The newly released 2011 Thomson Reuters - HCPlexus National Physicians Survey (NPS) links doctors' fears that their pay will go down under the Patient Protection and Affordable Care Act (PPACA), commonly called Healthcare Reform Act (HCRA), with their concerns that the quality of care will also deteriorate. The study includes responses from 2,958 doctors of varying specialties and practice types, from all 50 states plus the District of Columbia.
The NPS is the most comprehensive survey of physicians surrounding their thoughts on the future of healthcare, including ideas on the PPACA, Electronic Medical Records (EMR), and Accountable Care Organizations (ACO).
Lower Pay Means Lower Quality Care
The NPS data show doctors' fear that the quality of care will deteriorate under PPACA and that their reimbursements (pay) will go down as well. When asked about the quality of healthcare in the U.S. over the next five years, 65 percent of the doctors believed it would deteriorate with only 18 percent predicting it would improve. Interestingly, consumer perception is far more optimistic, with close to 30 percent of consumers believing care will improve under PPACA.
When asked who would treat the 32 million Americans receiving healthcare under PPACA, 55% suggested a Nurse Practitioner or Physician Assistant would administer care.
"It is likely that with increased demand for general surgeons, rising overhead costs and decreasing reimbursement, there will be many of us simply retiring or finding other opportunities rather than accept the risks of surgical practice and below minimum wage benefits," said a surgeon from Arizona.
Patient Impact Shows Slightly More Positive Outlook

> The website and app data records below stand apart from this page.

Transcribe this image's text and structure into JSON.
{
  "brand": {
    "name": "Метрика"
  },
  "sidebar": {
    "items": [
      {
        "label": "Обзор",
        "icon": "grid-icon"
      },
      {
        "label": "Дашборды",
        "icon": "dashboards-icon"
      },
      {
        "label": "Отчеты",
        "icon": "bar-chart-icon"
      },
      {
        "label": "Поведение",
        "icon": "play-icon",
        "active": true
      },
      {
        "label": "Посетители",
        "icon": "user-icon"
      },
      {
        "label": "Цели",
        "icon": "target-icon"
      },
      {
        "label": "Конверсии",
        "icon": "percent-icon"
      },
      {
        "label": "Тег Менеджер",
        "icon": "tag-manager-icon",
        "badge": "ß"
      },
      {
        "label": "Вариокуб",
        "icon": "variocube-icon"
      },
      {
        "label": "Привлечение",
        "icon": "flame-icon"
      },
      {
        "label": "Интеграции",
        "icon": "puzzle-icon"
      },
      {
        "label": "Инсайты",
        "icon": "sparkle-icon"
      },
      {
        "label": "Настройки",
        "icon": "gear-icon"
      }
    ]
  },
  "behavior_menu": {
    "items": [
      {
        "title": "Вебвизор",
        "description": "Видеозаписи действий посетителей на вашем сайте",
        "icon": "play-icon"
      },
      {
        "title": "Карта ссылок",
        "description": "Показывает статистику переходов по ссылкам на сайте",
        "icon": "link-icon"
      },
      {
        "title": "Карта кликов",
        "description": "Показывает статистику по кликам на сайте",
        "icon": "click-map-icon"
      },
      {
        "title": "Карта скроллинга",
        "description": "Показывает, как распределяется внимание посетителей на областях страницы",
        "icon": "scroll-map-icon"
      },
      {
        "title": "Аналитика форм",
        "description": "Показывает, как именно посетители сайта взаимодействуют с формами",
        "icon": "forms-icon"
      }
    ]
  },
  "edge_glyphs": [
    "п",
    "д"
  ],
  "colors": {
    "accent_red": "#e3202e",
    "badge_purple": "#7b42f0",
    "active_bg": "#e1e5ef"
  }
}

But when it comes to patients, doctors have a slightly different view. When asked about the impact of reform on patients, only 58 percent were negative with 27 percent saying reform would be positive. They also believe that PC
|Contact: Darlene Hollywood|